## Directions for this task
The records below must be repeated exactly, but without their pictures.

## Listed entries
↓↓↓

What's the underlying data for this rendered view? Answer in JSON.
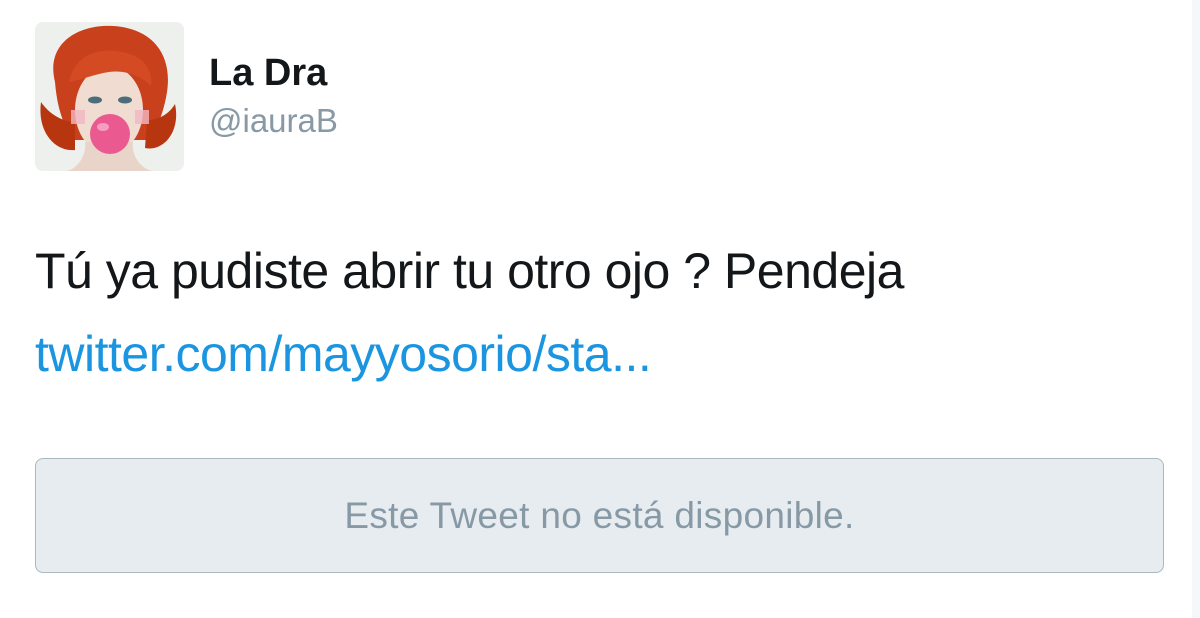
{
  "tweet": {
    "user": {
      "display_name": "La Dra",
      "handle": "@iauraB",
      "avatar_icon": "avatar-red-hair-bubblegum"
    },
    "text": "Tú ya pudiste abrir tu otro ojo ? Pendeja",
    "link_text": "twitter.com/mayyosorio/sta...",
    "quoted_tweet": {
      "unavailable_message": "Este Tweet no está disponible."
    }
  },
  "colors": {
    "link": "#1b95e0",
    "secondary_text": "#8899a6",
    "primary_text": "#14171a",
    "quote_background": "#e6ecf0",
    "quote_border": "#aab8c2"
  }
}
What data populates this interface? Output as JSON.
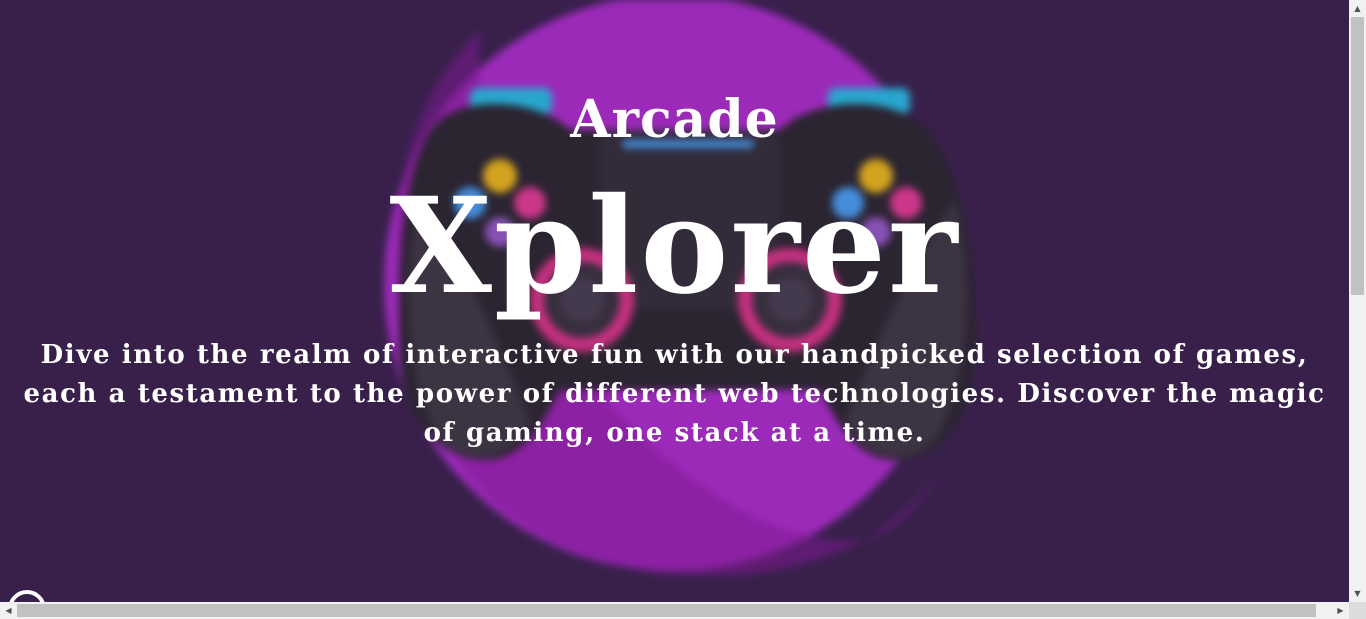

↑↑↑

## Response below
What's the underlying data for this rendered view? Answer in JSON.
{
  "tweet": {
    "user": {
      "display_name": "La Dra",
      "handle": "@iauraB",
      "avatar_icon": "avatar-red-hair-bubblegum"
    },
    "text": "Tú ya pudiste abrir tu otro ojo ? Pendeja",
    "link_text": "twitter.com/mayyosorio/sta...",
    "quoted_tweet": {
      "unavailable_message": "Este Tweet no está disponible."
    }
  },
  "colors": {
    "link": "#1b95e0",
    "secondary_text": "#8899a6",
    "primary_text": "#14171a",
    "quote_background": "#e6ecf0",
    "quote_border": "#aab8c2"
  }
}
What data populates this interface? Output as JSON.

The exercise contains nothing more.